In my last post, I mentioned that the deportations and massacre of the Pontic Greeks by the Nationalists in 1919 may have been done in response to the supposed atrocities committed by the invading Greek army. There are a lot of assumptions in that sentence (see italics) because I don’t know what the Nationalists at that time believed to be true, and because the amount of violence committed by the Greek army was proven to be greatly exaggerated. But it started me thinking about how easily fear can cause us to act and react, and how, while some fear is legitimate, some is irrational, unreasonable, or based on rumour and assumption. I’m being careful with my language here because “irrational” and “unreasonable” are debatable words—what is reasonable to one person may not be reasonable to another. But fear based on rumour or assumption is not debatable; it is able to be defined and challenged. Knowing this doesn’t always sway our or others’ opinion, because we tend to believe what we want to believe. But it should give us pause to reconsider. It should restrain us personally, and our politicians generally, from acting hastily in the name of “security.”
Fear in Turkey, 1909
In 1909 Sir William and Lady Ramsay were on an archeological trek through the Konya region of Turkey. Lady Ramsay was often asked by women in Turkish villages if Armenians were coming to kill them, and she witnessed “some apprehension of a [coming] religious war.” Sir William reported that entire villages were terrified that an Armenian army 20,000 strong was “on the march to destroy their homes and murder all the Moslems.” When two men men who were passing through a village announced that the “army” had invaded the Bozkir district, and were ransacking it, workers from Bozkir “went off hastily in a body to defend their families, taking with them as weapons their spades and other implements of labour.” It turned out, as far as the Ramsays could determine, that there had been a quarrel between “some gipsies … and the inhabitants of one of the Bozkir villages.

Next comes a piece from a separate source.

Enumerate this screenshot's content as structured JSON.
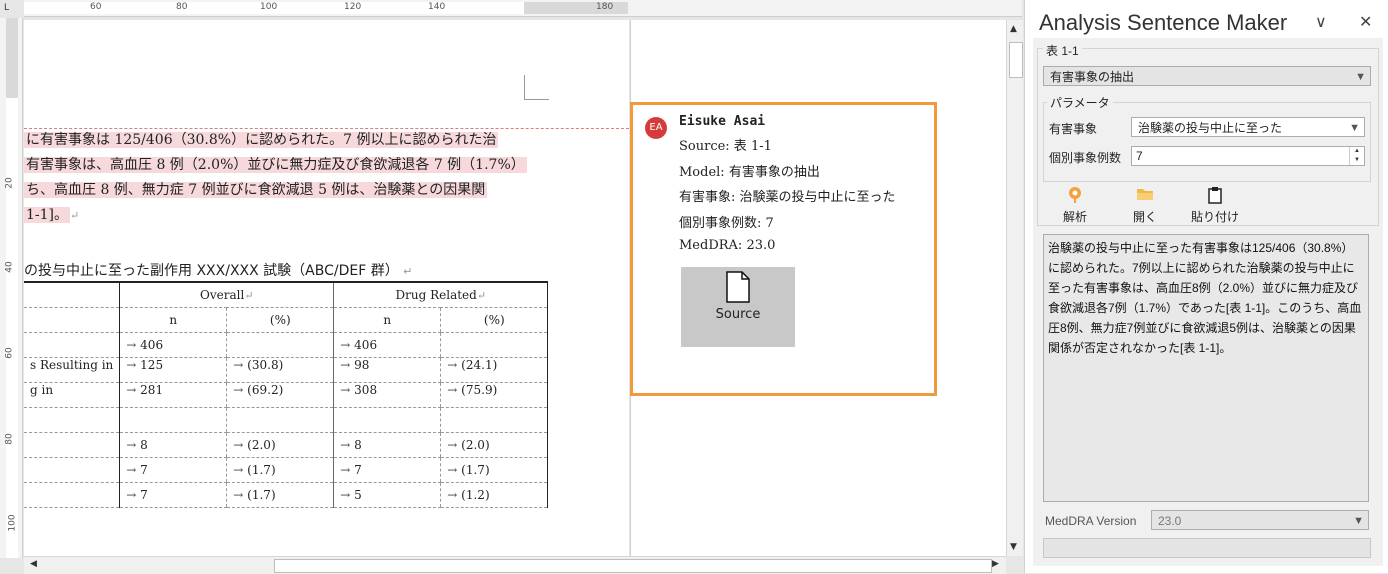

One Turk was injured or killed. Then an alarm was spread through the villages of the region,” and widespread panic ensued, which eventually died down.
Fear in Canada, 1999
In 1999, my mother became anxious about the possibility of being the victim of violence. It had grown from a mild anxiety to the point that I was worried. This woman had been my emotional rock during the Cuban Missile Crisis. Even though, as a child, my fear was as rational as that of the adults I knew—because the world really was standing on the brink of nuclear war—Mom remained calm and reassuring. I remember that she was deeply concerned in 1970 when Prime Minister Pierre Elliott Trudeau invoked the War Measures Act after the FLQ (Front de libération du Québec) kidnapped British diplomat James Cross, and provincial cabinet minister Pierre Laporte, whom the group later murdered. But she had never been agitated or anything but cool and collected. Therefore it bothered me terribly to see her feeling insecure and unsafe in her relatively safe home, town, and country.
When I probed to find the reason for her fear, she told me that it was the increase in crime, particularly violent crime, that made her anxious. And it was getting worse every year! I was puzzled because I wasn’t aware of a rise in the crime rate, and so I did what I always do when I want to understand something: I researched. What I found was that the crime rate in Canada had been slowly and steadily dropping throughout the decade since a high around 1990. That included murder, attempted murder, property and other other crimes. The violent crime rate had remained more or less the same, perhaps with a tiny increase, since the 1970s. She didn’t believe the statistics. “If that’s true,” she said, “why do we hear so much about it?” Good question. After further research, I discovered that, though crime was indeed dropping, reporting of crime (TV, radio, newspapers and Internet) had increased by 600% during the same period. Why was that? In 1980 CNN was established, quickly followed by similar stations and the 24-news cycle. Broadcasters needed to fill their air-time.
After all these years, I can’t remember where I found the 600% statistic, but constant exposure to information about violence was guaranteed to influence my mother’s opinion about violence. (My exposure to media was less than my mother’s, so I had not been as influenced as she had.) The Canadian Resource Centre for Victims of Crime reported on the over-representation in the media of the amount of crime actually occurring. For example, they wrote in “Understanding How the Media Reports Crime,” more than 50% of crime stories deal “with offences involving violence, but offences involving violence represent less than 6% of reported offences” [no date]. “The choice of what stories get told and do not get told determines whose voices are heard and whose matter.” And as any advertiser and politician knows, repetition creates awareness in the minds of the audience. Information and our interpretation of it matters because it shapes our beliefs, and our beliefs determine our actions.
Mom was a bit calmer after I explained what I had found, but only a bit. Sadly, once fear takes hold, it can take a long time to unclench its claws.